TASK INPUTS:
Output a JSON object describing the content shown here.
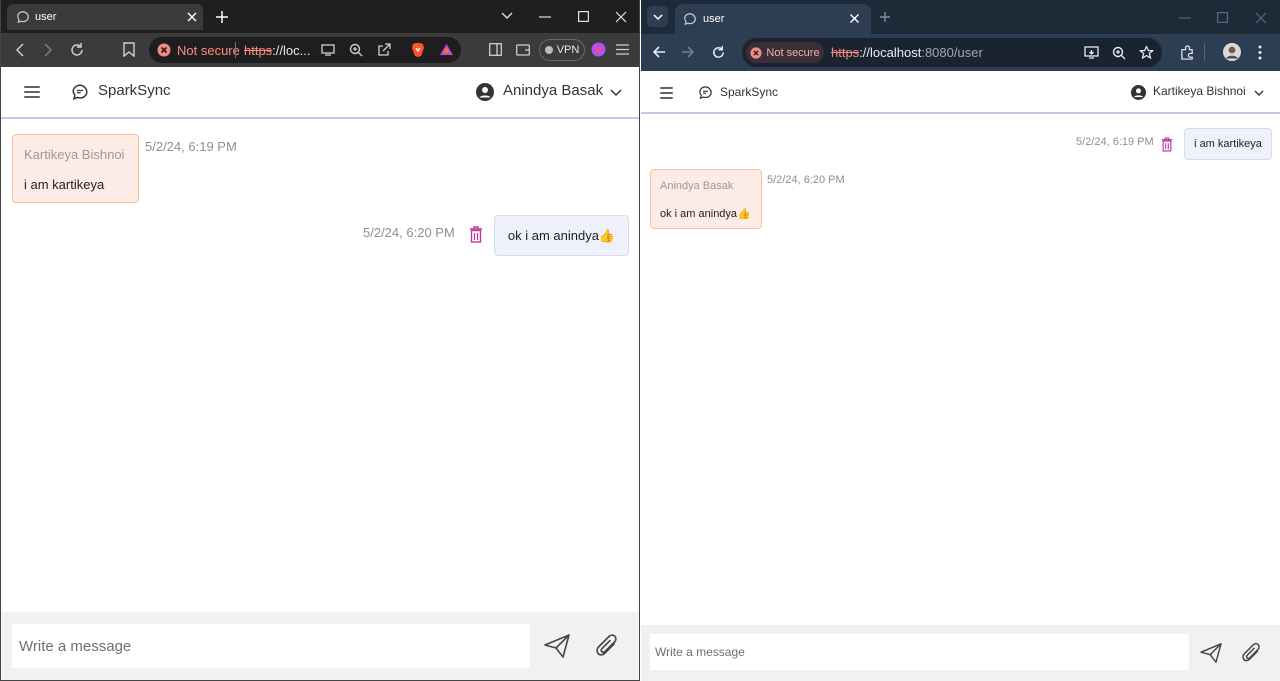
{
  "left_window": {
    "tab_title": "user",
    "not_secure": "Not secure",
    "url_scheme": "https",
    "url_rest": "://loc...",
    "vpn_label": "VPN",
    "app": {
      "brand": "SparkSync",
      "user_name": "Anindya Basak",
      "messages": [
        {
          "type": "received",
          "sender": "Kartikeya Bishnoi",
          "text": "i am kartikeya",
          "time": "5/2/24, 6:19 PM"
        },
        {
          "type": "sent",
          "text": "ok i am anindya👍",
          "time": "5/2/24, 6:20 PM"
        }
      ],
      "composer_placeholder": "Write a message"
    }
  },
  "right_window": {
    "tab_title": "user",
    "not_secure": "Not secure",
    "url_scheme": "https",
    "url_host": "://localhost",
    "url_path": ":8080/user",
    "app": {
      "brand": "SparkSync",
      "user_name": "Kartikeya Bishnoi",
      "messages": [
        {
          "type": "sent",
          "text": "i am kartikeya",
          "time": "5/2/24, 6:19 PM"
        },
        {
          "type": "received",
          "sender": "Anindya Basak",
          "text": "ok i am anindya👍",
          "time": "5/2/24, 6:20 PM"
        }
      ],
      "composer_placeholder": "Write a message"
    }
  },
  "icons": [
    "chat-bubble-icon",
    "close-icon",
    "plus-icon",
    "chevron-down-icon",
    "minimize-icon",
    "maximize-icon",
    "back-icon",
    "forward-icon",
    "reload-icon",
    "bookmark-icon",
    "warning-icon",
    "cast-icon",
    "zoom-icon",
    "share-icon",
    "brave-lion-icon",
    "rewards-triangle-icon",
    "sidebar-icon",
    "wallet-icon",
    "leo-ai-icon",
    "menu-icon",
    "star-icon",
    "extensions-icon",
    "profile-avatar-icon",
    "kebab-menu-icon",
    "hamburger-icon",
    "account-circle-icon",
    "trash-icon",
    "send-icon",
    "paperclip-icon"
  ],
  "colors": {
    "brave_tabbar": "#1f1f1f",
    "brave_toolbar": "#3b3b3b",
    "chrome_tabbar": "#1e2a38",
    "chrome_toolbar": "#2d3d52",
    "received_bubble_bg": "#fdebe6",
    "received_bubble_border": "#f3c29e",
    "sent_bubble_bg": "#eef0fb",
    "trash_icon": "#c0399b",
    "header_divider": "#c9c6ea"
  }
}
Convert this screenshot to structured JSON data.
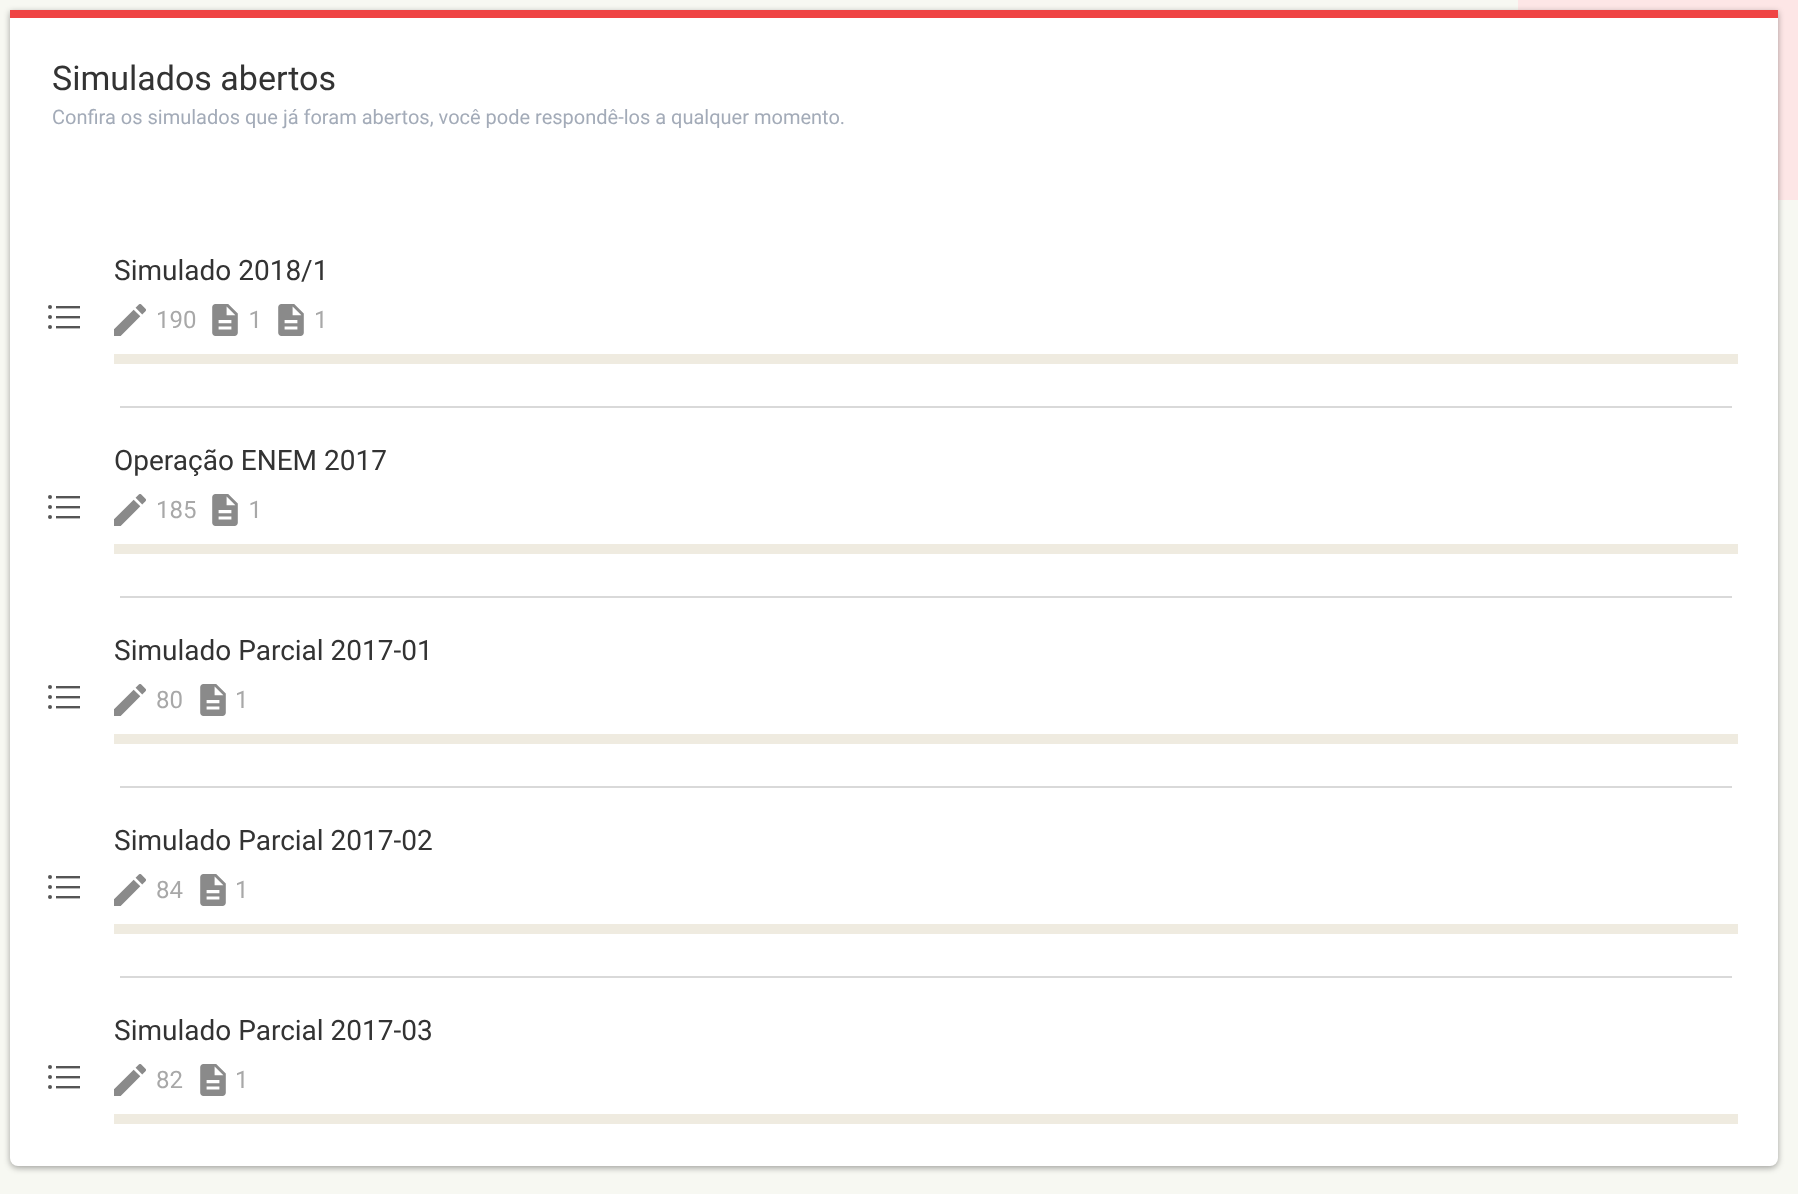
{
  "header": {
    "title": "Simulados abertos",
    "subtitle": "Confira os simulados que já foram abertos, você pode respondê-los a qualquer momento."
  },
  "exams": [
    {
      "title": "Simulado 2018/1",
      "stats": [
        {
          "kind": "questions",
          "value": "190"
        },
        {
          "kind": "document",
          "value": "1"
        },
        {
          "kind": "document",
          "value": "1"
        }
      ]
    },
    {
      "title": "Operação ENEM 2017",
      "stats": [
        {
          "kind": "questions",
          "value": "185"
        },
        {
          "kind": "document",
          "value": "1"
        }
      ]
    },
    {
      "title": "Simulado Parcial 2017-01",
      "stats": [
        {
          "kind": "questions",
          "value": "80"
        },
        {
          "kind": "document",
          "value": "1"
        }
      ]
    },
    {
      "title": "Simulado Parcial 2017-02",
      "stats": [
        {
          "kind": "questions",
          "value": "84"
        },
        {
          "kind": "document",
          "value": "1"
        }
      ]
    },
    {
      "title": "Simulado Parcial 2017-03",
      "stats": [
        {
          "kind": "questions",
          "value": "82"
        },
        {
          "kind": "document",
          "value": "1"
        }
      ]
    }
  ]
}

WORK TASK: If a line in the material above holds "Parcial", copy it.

EXERCISE RESULT:
      "title": "Simulado Parcial 2017-01",
      "title": "Simulado Parcial 2017-02",
      "title": "Simulado Parcial 2017-03",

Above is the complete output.